Using the material that follows, identify and copy each line with the string "record".

++++ Entries supplied ++++

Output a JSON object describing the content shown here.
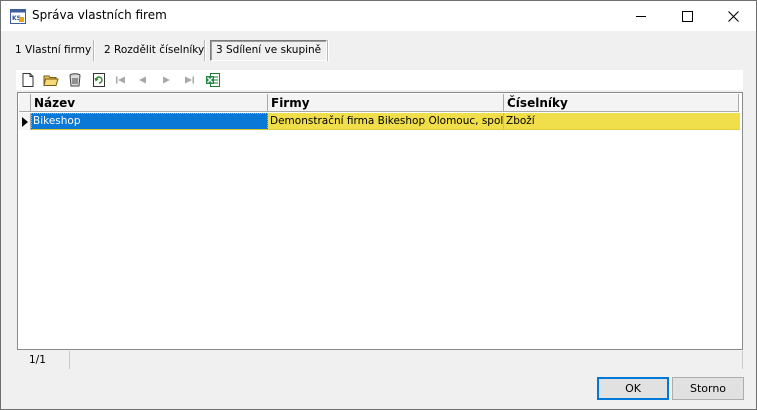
{
  "window": {
    "title": "Správa vlastních firem",
    "app_icon": "ks-app-icon",
    "controls": {
      "minimize": "minimize-icon",
      "maximize": "maximize-icon",
      "close": "close-icon"
    }
  },
  "tabs": [
    {
      "label": "1 Vlastní firmy",
      "active": false
    },
    {
      "label": "2 Rozdělit číselníky",
      "active": false
    },
    {
      "label": "3 Sdílení ve skupině",
      "active": true
    }
  ],
  "toolbar": {
    "buttons": [
      {
        "name": "new-document-icon",
        "enabled": true
      },
      {
        "name": "open-folder-icon",
        "enabled": true
      },
      {
        "name": "delete-bin-icon",
        "enabled": true
      },
      {
        "name": "refresh-icon",
        "enabled": true
      },
      {
        "name": "first-record-icon",
        "enabled": false
      },
      {
        "name": "previous-record-icon",
        "enabled": false
      },
      {
        "name": "next-record-icon",
        "enabled": false
      },
      {
        "name": "last-record-icon",
        "enabled": false
      },
      {
        "name": "excel-export-icon",
        "enabled": true
      }
    ]
  },
  "grid": {
    "columns": [
      "Název",
      "Firmy",
      "Číselníky"
    ],
    "rows": [
      {
        "nazev": "Bikeshop",
        "firmy": "Demonstrační firma Bikeshop Olomouc, spol. s r.o.",
        "ciselniky": "Zboží"
      }
    ],
    "colors": {
      "selection": "#0a78d7",
      "row_highlight": "#f0df4a"
    }
  },
  "status": {
    "position": "1/1"
  },
  "buttons": {
    "ok": "OK",
    "cancel": "Storno"
  }
}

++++

= Task result =
        "name": "first-record-icon",
        "name": "previous-record-icon",
        "name": "next-record-icon",
        "name": "last-record-icon",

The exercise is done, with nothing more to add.